Problem to solve:
Return a copy of every line in the data below that contains "automatically".

Source data:
[Start of Attachment]

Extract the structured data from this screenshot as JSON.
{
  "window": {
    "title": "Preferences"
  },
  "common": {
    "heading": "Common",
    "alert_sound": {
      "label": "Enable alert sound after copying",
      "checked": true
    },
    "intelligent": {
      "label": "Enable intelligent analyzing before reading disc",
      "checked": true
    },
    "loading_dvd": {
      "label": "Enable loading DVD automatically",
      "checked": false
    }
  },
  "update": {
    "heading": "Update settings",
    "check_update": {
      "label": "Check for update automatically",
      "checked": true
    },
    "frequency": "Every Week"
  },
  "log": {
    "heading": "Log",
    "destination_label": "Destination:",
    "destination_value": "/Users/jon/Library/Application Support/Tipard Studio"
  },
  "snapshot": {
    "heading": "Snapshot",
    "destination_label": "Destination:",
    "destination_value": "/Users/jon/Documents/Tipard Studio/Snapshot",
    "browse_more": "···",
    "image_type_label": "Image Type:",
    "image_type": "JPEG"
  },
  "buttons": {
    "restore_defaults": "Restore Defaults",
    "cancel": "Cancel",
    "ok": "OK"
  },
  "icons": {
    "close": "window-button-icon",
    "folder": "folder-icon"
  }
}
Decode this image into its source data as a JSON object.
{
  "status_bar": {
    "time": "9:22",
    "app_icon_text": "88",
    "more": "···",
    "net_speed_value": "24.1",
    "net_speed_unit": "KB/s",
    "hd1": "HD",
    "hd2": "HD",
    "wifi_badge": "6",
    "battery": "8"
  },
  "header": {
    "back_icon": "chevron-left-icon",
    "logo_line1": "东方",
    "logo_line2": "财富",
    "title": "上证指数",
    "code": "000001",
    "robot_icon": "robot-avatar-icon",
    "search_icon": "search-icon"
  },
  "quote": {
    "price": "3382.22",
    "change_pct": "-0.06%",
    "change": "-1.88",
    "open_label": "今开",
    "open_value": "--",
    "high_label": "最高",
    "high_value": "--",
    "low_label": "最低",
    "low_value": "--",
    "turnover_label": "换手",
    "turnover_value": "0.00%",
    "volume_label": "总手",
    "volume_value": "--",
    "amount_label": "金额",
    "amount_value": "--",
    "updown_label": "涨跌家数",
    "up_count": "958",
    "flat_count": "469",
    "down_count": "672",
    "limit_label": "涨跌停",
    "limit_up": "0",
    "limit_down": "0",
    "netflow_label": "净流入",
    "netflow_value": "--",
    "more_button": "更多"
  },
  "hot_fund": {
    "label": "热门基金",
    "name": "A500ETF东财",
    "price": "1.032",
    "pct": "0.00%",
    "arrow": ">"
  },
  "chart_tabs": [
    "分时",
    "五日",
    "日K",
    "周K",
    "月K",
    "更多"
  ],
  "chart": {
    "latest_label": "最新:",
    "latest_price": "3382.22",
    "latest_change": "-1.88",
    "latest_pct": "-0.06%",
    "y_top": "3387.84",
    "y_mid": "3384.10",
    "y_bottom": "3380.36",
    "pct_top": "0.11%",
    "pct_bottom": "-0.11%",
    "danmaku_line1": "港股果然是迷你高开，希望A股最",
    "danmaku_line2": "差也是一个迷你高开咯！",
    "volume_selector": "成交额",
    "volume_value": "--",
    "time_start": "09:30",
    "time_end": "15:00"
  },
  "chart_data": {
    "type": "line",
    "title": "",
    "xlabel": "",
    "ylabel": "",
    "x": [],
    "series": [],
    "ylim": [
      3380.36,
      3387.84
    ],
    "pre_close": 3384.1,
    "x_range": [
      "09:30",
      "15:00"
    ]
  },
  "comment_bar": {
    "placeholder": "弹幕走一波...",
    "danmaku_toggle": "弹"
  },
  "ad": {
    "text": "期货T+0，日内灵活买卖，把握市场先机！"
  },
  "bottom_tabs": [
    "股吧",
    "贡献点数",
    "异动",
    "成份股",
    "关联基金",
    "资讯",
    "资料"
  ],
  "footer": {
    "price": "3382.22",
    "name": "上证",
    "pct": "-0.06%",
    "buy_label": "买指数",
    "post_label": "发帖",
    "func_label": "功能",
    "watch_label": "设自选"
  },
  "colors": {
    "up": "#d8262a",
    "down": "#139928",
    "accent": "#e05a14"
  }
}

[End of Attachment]

Answer section:
      "label": "Enable loading DVD automatically",
      "label": "Check for update automatically",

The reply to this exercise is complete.